Walking down the aisles of the local groceries, Sarah Scaruto could see that industry was working the appetite for quick edibles.
Given the debatable quality of frozen dinners in Aisle 6, she figured she might tap some of that appetite by preparing flavorful, local, plant-based, veggie-forward meals.
Wow, that’s a mouthful. Which is the idea, right?
Scaruto, a veteran of years in corporate human relations, is charting a new path with her nascent business, Wy’Eats. It’s modeled on the consumer support agriculture concept — a box of veggies grown locally, prepared by the farmer and delivered to a central pickup location.
In the case of Wy’Eats, Scaruto prepares and delivers full meals to an insulated box outside the front entrance to the Hood River News. Food comes in reusable Tupperware containers, with ice packs to keep it from spoiling. Subscribers get a one-hour window to grab their grub and go.
If they can’t do the pickup, they can pay an extra $5 to have Scaruto deliver.
“This is for people who want to support the local food system but don’t have the time or desire to prepare their own meals,” Scaruto says. “It’s designed to support health and convenience.”
Her meals go light on animal proteins, not because she is pushing a vegan agenda, but just to keep costs under control. That said, meals include eggs from pasture-raised chickens, nuts and seeds as protein sources.
She prepares her menu on Monday night, currently using the commercial kitchen at River of Life Assembly on the Heights. Buyers can subscribe for one or two meals per week, at $35 for two servings per meal, or $60 for four.
Scaruto and her husband moved to the Gorge in April from Vermont. As she builds her business, she enhances her longtime love of food and cooking with studies in holistic nutrition at The Wellspring School for Healing Arts in Portland.
“I’ve been wanting to try something different,” she says. “This idea has been in my head for a long time.”
It’s working.

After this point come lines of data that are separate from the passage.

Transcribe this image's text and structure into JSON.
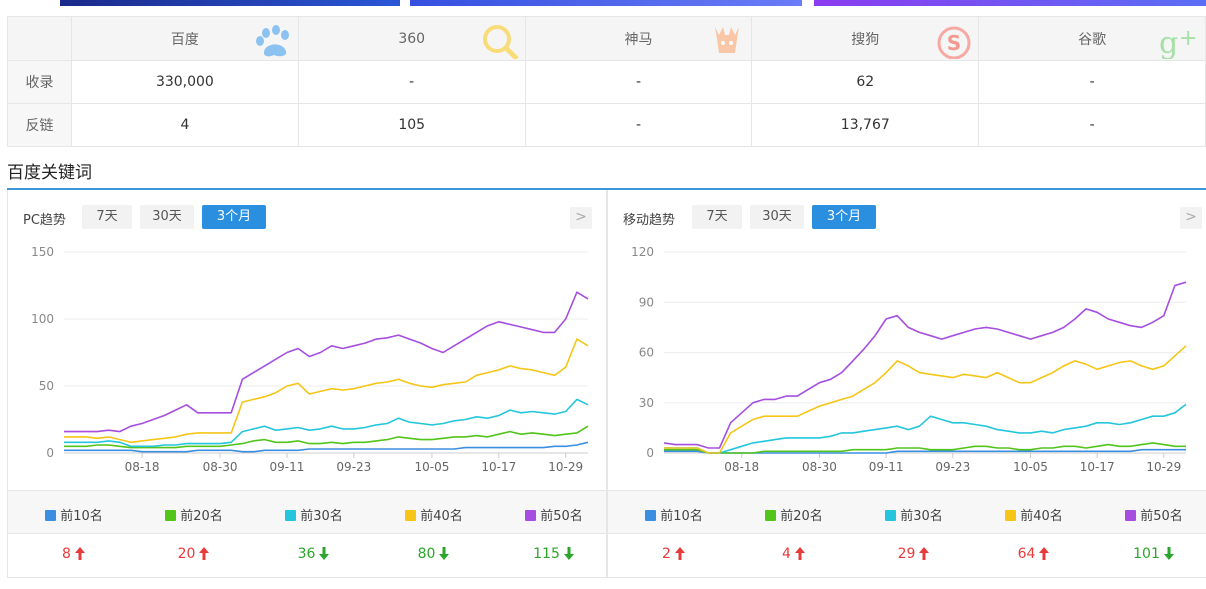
{
  "colors": {
    "accent": "#2b8fe0",
    "top10": "#3b8fe0",
    "top20": "#52c41a",
    "top30": "#25c6dc",
    "top40": "#f5c518",
    "top50": "#a64ee0",
    "up": "#e83a3a",
    "down": "#2aa62a"
  },
  "engines": {
    "headers": [
      "百度",
      "360",
      "神马",
      "搜狗",
      "谷歌"
    ],
    "icons": [
      "paw-icon",
      "magnifier-icon",
      "deer-icon",
      "sogou-s-icon",
      "google-plus-icon"
    ],
    "rows": [
      {
        "label": "收录",
        "values": [
          "330,000",
          "-",
          "-",
          "62",
          "-"
        ]
      },
      {
        "label": "反链",
        "values": [
          "4",
          "105",
          "-",
          "13,767",
          "-"
        ]
      }
    ]
  },
  "section": {
    "title": "百度关键词"
  },
  "range_buttons": [
    "7天",
    "30天",
    "3个月"
  ],
  "active_range": "3个月",
  "pc": {
    "title": "PC趋势",
    "legend": [
      "前10名",
      "前20名",
      "前30名",
      "前40名",
      "前50名"
    ],
    "stats": [
      {
        "value": "8",
        "dir": "up"
      },
      {
        "value": "20",
        "dir": "up"
      },
      {
        "value": "36",
        "dir": "down"
      },
      {
        "value": "80",
        "dir": "down"
      },
      {
        "value": "115",
        "dir": "down"
      }
    ]
  },
  "mobile": {
    "title": "移动趋势",
    "legend": [
      "前10名",
      "前20名",
      "前30名",
      "前40名",
      "前50名"
    ],
    "stats": [
      {
        "value": "2",
        "dir": "up"
      },
      {
        "value": "4",
        "dir": "up"
      },
      {
        "value": "29",
        "dir": "up"
      },
      {
        "value": "64",
        "dir": "up"
      },
      {
        "value": "101",
        "dir": "down"
      }
    ]
  },
  "chart_data": [
    {
      "type": "line",
      "title": "",
      "x_ticks": [
        "08-18",
        "08-30",
        "09-11",
        "09-23",
        "10-05",
        "10-17",
        "10-29"
      ],
      "ylim": [
        0,
        150
      ],
      "y_ticks": [
        0,
        50,
        100,
        150
      ],
      "grid": true,
      "series": [
        {
          "name": "前10名",
          "values": [
            2,
            2,
            2,
            2,
            2,
            2,
            2,
            1,
            1,
            1,
            1,
            1,
            2,
            2,
            2,
            2,
            1,
            1,
            2,
            2,
            2,
            2,
            3,
            3,
            3,
            3,
            3,
            3,
            3,
            3,
            3,
            3,
            3,
            3,
            3,
            3,
            4,
            4,
            4,
            4,
            4,
            4,
            4,
            4,
            5,
            5,
            6,
            8
          ]
        },
        {
          "name": "前20名",
          "values": [
            5,
            5,
            5,
            6,
            6,
            5,
            4,
            4,
            4,
            4,
            4,
            5,
            5,
            5,
            5,
            6,
            7,
            9,
            10,
            8,
            8,
            9,
            7,
            7,
            8,
            7,
            8,
            8,
            9,
            10,
            12,
            11,
            10,
            10,
            11,
            12,
            12,
            13,
            12,
            14,
            16,
            14,
            15,
            14,
            13,
            14,
            15,
            20
          ]
        },
        {
          "name": "前30名",
          "values": [
            8,
            8,
            8,
            8,
            9,
            8,
            5,
            5,
            5,
            6,
            6,
            7,
            7,
            7,
            7,
            8,
            16,
            18,
            20,
            17,
            18,
            19,
            17,
            18,
            20,
            18,
            18,
            19,
            21,
            22,
            26,
            23,
            22,
            21,
            22,
            24,
            25,
            27,
            26,
            28,
            32,
            30,
            31,
            30,
            29,
            31,
            40,
            36
          ]
        },
        {
          "name": "前40名",
          "values": [
            12,
            12,
            12,
            11,
            12,
            10,
            8,
            9,
            10,
            11,
            12,
            14,
            15,
            15,
            15,
            15,
            38,
            40,
            42,
            45,
            50,
            52,
            44,
            46,
            48,
            47,
            48,
            50,
            52,
            53,
            55,
            52,
            50,
            49,
            51,
            52,
            53,
            58,
            60,
            62,
            65,
            63,
            62,
            60,
            58,
            64,
            85,
            80
          ]
        },
        {
          "name": "前50名",
          "values": [
            16,
            16,
            16,
            16,
            17,
            16,
            20,
            22,
            25,
            28,
            32,
            36,
            30,
            30,
            30,
            30,
            55,
            60,
            65,
            70,
            75,
            78,
            72,
            75,
            80,
            78,
            80,
            82,
            85,
            86,
            88,
            85,
            82,
            78,
            75,
            80,
            85,
            90,
            95,
            98,
            96,
            94,
            92,
            90,
            90,
            100,
            120,
            115
          ]
        }
      ]
    },
    {
      "type": "line",
      "title": "",
      "x_ticks": [
        "08-18",
        "08-30",
        "09-11",
        "09-23",
        "10-05",
        "10-17",
        "10-29"
      ],
      "ylim": [
        0,
        120
      ],
      "y_ticks": [
        0,
        30,
        60,
        90,
        120
      ],
      "grid": true,
      "series": [
        {
          "name": "前10名",
          "values": [
            1,
            1,
            1,
            1,
            0,
            0,
            0,
            0,
            0,
            0,
            0,
            0,
            0,
            0,
            0,
            0,
            0,
            0,
            0,
            0,
            0,
            1,
            1,
            1,
            1,
            1,
            1,
            1,
            1,
            1,
            1,
            1,
            1,
            1,
            1,
            1,
            1,
            1,
            1,
            1,
            1,
            1,
            1,
            2,
            2,
            2,
            2,
            2
          ]
        },
        {
          "name": "前20名",
          "values": [
            2,
            2,
            2,
            2,
            0,
            0,
            0,
            0,
            0,
            1,
            1,
            1,
            1,
            1,
            1,
            1,
            1,
            2,
            2,
            2,
            2,
            3,
            3,
            3,
            2,
            2,
            2,
            3,
            4,
            4,
            3,
            3,
            2,
            2,
            3,
            3,
            4,
            4,
            3,
            4,
            5,
            4,
            4,
            5,
            6,
            5,
            4,
            4
          ]
        },
        {
          "name": "前30名",
          "values": [
            3,
            3,
            3,
            3,
            0,
            0,
            2,
            4,
            6,
            7,
            8,
            9,
            9,
            9,
            9,
            10,
            12,
            12,
            13,
            14,
            15,
            16,
            14,
            16,
            22,
            20,
            18,
            18,
            17,
            16,
            14,
            13,
            12,
            12,
            13,
            12,
            14,
            15,
            16,
            18,
            18,
            17,
            18,
            20,
            22,
            22,
            24,
            29
          ]
        },
        {
          "name": "前40名",
          "values": [
            3,
            3,
            3,
            3,
            0,
            0,
            12,
            16,
            20,
            22,
            22,
            22,
            22,
            25,
            28,
            30,
            32,
            34,
            38,
            42,
            48,
            55,
            52,
            48,
            47,
            46,
            45,
            47,
            46,
            45,
            48,
            45,
            42,
            42,
            45,
            48,
            52,
            55,
            53,
            50,
            52,
            54,
            55,
            52,
            50,
            52,
            58,
            64
          ]
        },
        {
          "name": "前50名",
          "values": [
            6,
            5,
            5,
            5,
            3,
            3,
            18,
            24,
            30,
            32,
            32,
            34,
            34,
            38,
            42,
            44,
            48,
            55,
            62,
            70,
            80,
            82,
            75,
            72,
            70,
            68,
            70,
            72,
            74,
            75,
            74,
            72,
            70,
            68,
            70,
            72,
            75,
            80,
            86,
            84,
            80,
            78,
            76,
            75,
            78,
            82,
            100,
            102
          ]
        }
      ]
    }
  ]
}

In the first four weeks of business, she lined up 50 subscribers.